• **Problem details**
The response should contain only those lines of the entries below that include the string "kind".

+===+

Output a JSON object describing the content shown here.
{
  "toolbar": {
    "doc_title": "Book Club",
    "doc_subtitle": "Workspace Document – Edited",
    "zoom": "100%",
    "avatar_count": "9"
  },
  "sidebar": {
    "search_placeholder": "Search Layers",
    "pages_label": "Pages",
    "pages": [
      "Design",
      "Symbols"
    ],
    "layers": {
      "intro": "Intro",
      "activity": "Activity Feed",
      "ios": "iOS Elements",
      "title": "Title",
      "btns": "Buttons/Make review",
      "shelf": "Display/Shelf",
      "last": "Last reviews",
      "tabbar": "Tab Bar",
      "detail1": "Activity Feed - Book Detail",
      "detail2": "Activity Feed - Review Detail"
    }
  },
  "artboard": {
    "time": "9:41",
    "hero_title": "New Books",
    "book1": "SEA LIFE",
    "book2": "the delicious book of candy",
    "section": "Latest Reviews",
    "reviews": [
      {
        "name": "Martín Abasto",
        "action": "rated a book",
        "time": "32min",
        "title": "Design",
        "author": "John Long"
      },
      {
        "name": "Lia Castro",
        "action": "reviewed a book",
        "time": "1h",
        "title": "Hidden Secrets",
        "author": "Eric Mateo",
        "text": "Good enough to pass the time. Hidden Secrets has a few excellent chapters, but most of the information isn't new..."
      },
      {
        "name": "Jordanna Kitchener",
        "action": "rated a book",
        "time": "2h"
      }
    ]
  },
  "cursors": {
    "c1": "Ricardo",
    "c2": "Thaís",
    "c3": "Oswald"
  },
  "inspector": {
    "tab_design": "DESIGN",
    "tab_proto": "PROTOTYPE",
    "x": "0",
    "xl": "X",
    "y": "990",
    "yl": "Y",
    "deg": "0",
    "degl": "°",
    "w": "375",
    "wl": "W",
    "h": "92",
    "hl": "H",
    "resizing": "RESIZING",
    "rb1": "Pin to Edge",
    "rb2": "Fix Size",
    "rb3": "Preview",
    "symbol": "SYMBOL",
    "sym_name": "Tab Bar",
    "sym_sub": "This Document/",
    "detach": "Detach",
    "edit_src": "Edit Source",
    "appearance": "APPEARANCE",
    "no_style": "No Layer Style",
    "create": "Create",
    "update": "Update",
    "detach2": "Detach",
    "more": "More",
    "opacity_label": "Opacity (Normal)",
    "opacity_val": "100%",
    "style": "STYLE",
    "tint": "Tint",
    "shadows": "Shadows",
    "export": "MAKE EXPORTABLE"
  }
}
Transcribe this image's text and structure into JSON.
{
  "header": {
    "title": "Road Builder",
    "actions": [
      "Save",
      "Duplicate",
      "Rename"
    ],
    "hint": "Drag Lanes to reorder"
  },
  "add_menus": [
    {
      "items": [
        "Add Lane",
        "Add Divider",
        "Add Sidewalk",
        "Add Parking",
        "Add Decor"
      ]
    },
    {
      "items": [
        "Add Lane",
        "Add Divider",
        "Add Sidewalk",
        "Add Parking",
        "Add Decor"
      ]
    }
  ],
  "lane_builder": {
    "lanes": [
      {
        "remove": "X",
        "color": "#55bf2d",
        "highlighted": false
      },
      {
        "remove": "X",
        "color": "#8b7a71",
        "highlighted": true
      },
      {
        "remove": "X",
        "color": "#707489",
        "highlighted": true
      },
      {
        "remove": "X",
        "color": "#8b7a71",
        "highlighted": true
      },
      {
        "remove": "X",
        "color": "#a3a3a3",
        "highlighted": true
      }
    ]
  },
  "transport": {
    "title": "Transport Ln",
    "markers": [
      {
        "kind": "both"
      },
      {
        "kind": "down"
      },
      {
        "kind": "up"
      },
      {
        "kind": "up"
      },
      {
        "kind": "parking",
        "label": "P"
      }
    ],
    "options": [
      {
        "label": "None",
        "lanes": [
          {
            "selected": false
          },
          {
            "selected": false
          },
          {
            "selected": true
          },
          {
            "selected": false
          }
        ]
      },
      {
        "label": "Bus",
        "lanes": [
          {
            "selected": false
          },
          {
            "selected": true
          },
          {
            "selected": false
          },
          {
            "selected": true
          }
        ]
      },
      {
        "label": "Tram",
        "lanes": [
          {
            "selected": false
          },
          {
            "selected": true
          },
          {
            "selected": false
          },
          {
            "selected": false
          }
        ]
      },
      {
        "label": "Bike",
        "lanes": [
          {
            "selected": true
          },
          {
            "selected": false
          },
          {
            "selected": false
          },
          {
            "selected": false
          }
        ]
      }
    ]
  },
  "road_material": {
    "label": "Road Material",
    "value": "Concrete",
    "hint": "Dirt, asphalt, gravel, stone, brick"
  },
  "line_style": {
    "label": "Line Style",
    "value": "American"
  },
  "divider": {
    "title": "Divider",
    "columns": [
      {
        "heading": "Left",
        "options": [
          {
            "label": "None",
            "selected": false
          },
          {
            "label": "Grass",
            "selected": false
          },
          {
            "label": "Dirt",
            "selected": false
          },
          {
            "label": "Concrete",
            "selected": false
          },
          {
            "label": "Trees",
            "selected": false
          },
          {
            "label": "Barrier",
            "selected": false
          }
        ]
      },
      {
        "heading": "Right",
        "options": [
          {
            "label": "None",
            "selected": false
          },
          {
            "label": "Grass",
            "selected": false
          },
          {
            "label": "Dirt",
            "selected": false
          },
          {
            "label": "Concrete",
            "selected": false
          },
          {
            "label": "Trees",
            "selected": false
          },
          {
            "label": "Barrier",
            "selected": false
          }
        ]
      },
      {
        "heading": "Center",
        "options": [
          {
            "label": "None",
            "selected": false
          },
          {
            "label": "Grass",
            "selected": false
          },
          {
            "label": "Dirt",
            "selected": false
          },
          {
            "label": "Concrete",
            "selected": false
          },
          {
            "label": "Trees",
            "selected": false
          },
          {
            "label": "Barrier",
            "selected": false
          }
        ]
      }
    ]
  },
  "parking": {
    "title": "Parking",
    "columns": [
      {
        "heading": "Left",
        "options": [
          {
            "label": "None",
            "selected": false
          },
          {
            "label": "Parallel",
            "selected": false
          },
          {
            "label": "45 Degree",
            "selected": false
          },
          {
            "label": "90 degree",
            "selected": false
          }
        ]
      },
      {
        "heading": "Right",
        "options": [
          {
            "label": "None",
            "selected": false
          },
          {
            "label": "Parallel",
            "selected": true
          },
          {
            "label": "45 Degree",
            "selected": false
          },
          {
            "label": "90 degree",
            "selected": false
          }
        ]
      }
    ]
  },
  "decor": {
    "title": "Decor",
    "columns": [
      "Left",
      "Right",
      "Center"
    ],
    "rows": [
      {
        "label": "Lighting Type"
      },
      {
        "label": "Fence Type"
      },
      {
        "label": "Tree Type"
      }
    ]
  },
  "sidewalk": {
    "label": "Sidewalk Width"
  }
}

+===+

• **Finished task**
        "kind": "both"
        "kind": "down"
        "kind": "up"
        "kind": "up"
        "kind": "parking",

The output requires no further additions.